*** Opening of Provided records ***
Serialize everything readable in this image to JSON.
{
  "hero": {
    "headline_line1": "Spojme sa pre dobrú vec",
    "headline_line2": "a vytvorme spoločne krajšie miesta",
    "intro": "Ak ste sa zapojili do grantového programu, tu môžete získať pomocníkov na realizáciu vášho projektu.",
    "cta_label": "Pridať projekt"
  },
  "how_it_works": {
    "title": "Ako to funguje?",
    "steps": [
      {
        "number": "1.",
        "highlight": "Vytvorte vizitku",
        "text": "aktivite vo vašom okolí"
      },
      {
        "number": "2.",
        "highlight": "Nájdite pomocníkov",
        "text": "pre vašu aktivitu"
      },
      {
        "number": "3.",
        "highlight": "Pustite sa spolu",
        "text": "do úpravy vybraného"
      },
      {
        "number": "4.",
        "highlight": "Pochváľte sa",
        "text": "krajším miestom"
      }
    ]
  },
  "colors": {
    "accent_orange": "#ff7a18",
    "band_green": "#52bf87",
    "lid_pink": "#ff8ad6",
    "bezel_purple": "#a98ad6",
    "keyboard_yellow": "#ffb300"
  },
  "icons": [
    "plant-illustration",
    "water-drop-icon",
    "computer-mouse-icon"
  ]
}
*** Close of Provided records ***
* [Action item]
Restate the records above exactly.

* [Response below]
Serialize everything readable in this image to JSON.
{
  "hero": {
    "headline_line1": "Spojme sa pre dobrú vec",
    "headline_line2": "a vytvorme spoločne krajšie miesta",
    "intro": "Ak ste sa zapojili do grantového programu, tu môžete získať pomocníkov na realizáciu vášho projektu.",
    "cta_label": "Pridať projekt"
  },
  "how_it_works": {
    "title": "Ako to funguje?",
    "steps": [
      {
        "number": "1.",
        "highlight": "Vytvorte vizitku",
        "text": "aktivite vo vašom okolí"
      },
      {
        "number": "2.",
        "highlight": "Nájdite pomocníkov",
        "text": "pre vašu aktivitu"
      },
      {
        "number": "3.",
        "highlight": "Pustite sa spolu",
        "text": "do úpravy vybraného"
      },
      {
        "number": "4.",
        "highlight": "Pochváľte sa",
        "text": "krajším miestom"
      }
    ]
  },
  "colors": {
    "accent_orange": "#ff7a18",
    "band_green": "#52bf87",
    "lid_pink": "#ff8ad6",
    "bezel_purple": "#a98ad6",
    "keyboard_yellow": "#ffb300"
  },
  "icons": [
    "plant-illustration",
    "water-drop-icon",
    "computer-mouse-icon"
  ]
}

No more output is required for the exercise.